## ABOUT THIS EXERCISE
For each line of the listing that contains "arguments", make a copy and return it.

## SOURCE RECORDS
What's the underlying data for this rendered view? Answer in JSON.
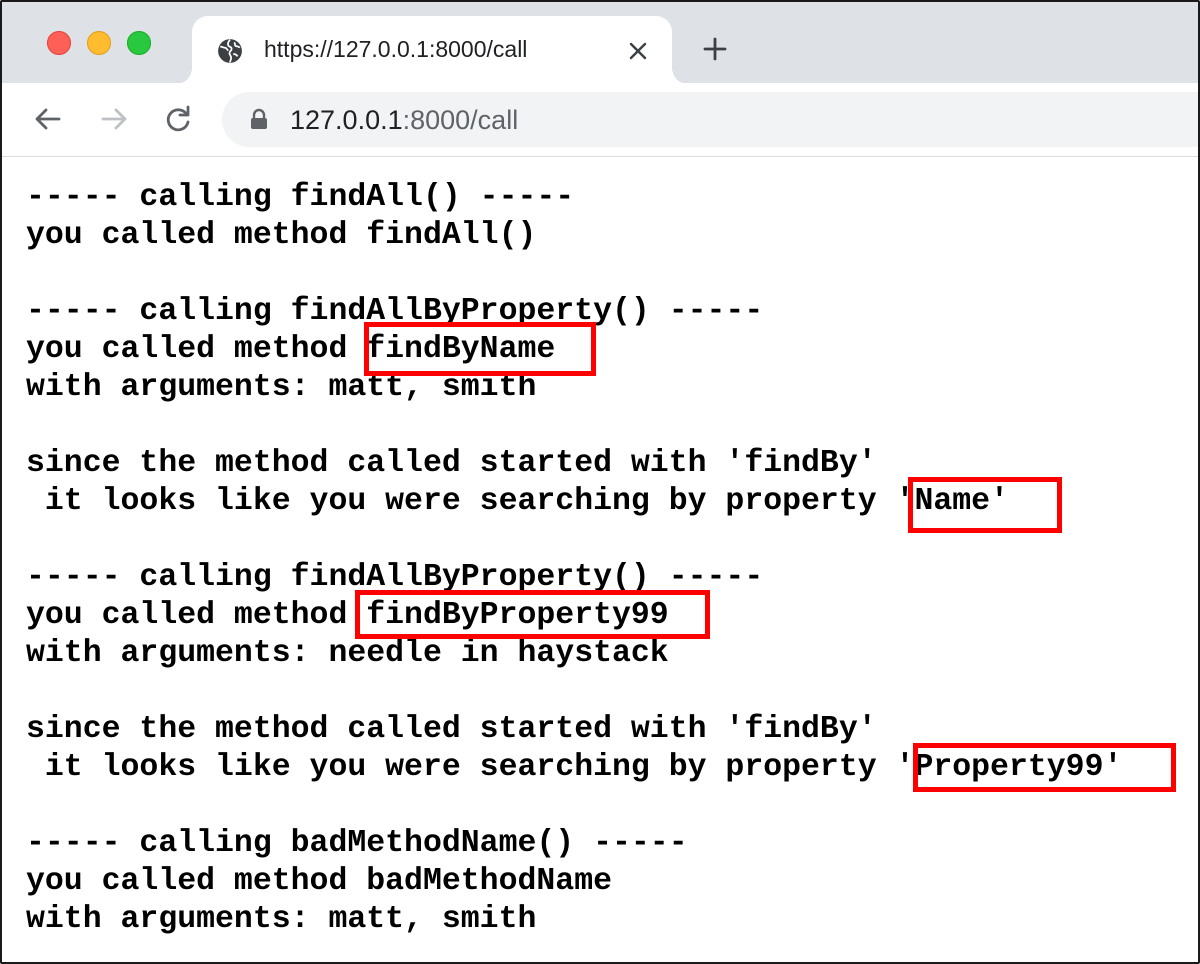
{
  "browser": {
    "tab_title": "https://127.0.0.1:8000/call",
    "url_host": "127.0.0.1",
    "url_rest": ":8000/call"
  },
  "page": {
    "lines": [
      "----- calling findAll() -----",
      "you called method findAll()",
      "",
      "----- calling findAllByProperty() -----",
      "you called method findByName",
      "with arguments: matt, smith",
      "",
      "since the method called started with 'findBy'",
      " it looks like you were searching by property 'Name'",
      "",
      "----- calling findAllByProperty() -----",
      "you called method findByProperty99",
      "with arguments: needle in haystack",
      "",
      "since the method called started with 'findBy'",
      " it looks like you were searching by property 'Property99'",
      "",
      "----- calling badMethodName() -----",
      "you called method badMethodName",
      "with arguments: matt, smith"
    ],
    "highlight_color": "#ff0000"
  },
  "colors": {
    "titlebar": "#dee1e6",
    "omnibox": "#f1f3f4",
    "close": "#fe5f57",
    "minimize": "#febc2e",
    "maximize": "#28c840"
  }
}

## RESULT FOR THIS TASK
      "with arguments: matt, smith",
      "with arguments: needle in haystack",
      "with arguments: matt, smith"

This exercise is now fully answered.